All of these characteristics are present in Ratanaruang’s debut film, Fun Bar Karaoke. Prior to this, he had spent nearly a decade living in New York City studying art history at Pratt Institute and then later working as a graphics designer. When he returned to Thailand he went into advertising, and then directed some commercials and music videos. At the time the Thai film industry was in a terrible slump and for all practical purposes was off the map in terms of global visibility. In 1997 this film along with Nonzee Nimibutr’s “Dang Bireley’s Young Gangsters” ushered in a new fresh period in Thai film that has jumpstarted the film industry, helped foster an environment of cinematic creativity and brought Thai films much attention on the global stage.  The vast majority of Thai film is still commercial pabulum, but there are a contingent of young directors who have been pushing the boundaries of Thai film in fascinating directions.
Whimsical almost to a fault, Fun Bar Karaoke sparkles and charms in its attempt to defy gravitas and gravity as it pulls together various threads in dreamy deadpan fashion. Coming from his background of commercials and music videos, Ratanaruang not surprisingly seems more at ease with imagery and style than dramatic tension or a straightforward narration as the film playfully bounces around with sly humor. The film though much to its credit does not rely on quick editing or attention deficit camera movement – often a trademark of directors weaned on music videos – but Ratanaruang very patiently allows the story to slowly form and keeps the camera relatively static even if off balance at times. It is his color schemes, camera angles and lighting that give it a distinctly modern look.
Pu (Fey Ussawaweth) dreams every night of her dead mother and while awake worries about her dissolute father. In a daily ritual she wakes up and finds his drunken body splayed out on his bed or in the bathroom and she cleans up after him, undresses him and puts him to bed. Comfortably wealthy, he spends his evenings at a karaoke bar drinking and flirting with the hostesses and often taking them to a cheap hotel in the after hours. Night after night in her dreams Pu sees her mother building a house out of sticks and when a wannbe fortuneteller warns her that when the house is built her father will die she fears for his life. To ward this event off, the fortuneteller asks her to boil fifty-one eggs and alternately rub them clockwise and then counter-clockwise around her face. Unfortunately, the next day he realizes his math was wrong and it should have been fifty-two eggs leading Pu to feel that her father is fated for death!

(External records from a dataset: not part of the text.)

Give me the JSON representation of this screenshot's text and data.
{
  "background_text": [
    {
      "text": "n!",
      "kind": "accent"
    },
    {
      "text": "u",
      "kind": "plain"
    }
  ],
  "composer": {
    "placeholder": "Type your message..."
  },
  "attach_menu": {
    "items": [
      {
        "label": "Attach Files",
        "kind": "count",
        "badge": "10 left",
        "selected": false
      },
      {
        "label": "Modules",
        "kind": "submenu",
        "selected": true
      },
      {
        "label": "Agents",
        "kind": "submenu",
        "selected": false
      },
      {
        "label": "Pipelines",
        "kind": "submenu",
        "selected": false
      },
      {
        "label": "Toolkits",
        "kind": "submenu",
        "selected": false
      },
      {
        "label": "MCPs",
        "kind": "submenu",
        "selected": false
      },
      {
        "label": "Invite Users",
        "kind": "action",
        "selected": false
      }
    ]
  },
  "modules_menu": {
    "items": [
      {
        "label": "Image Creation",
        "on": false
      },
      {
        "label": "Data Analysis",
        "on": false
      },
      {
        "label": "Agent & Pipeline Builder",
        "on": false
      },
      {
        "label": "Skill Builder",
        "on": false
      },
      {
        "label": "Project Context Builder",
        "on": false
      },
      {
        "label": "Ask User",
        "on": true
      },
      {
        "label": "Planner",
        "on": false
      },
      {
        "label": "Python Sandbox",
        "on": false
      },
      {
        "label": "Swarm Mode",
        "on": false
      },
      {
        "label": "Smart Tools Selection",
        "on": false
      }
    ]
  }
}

His actions certainly seem to be pushing him in this direction as he has become enamored with the Yok, the mistress of Mafia Toeng, a gang head who has the nasty habit of killing anyone who sleeps with his woman. Yok is played by the extremely alluring Champaign X, who co-incidentally also was the femme fatale in “Dang Bireley’s Young Gangsters”. Pu meanwhile has begun a mild flirtation with a shy young man (Ray McDonald) who she meets in a 7-11 – not knowing that his day job is killing people for Mafia Toeng and that he is studying English to immigrate to America. The director in an interview mentioned that the idea for the film came from a story that someone told him about themselves and that he wanted to use it as a device to show the mix of modern and traditional that is Bangkok today.
The attention that the director has received because of his previous three films has made many fans anxious to see this debut feature but for a long time it was seemingly unavailable. In fact though it is out on VCD with English subs – obtainable at – but the transfer is full screen and not that good. There may also be some time missing though I would not have gathered this from watching the film. On internet sites the time is always listed at 103 minutes, but the VCD runs for only 93 minutes. One site – a film festival from a few years back – relates some background information on the killer that is not in this VCD – so perhaps some of his story was dropped from the transfer for some reason.

My rating for this film: 7.5

*Last Life in the Universe – 2003
Monrak Transistor – 2001
6ixtynin9 – 1999
Fun Bar Karaoke – 1997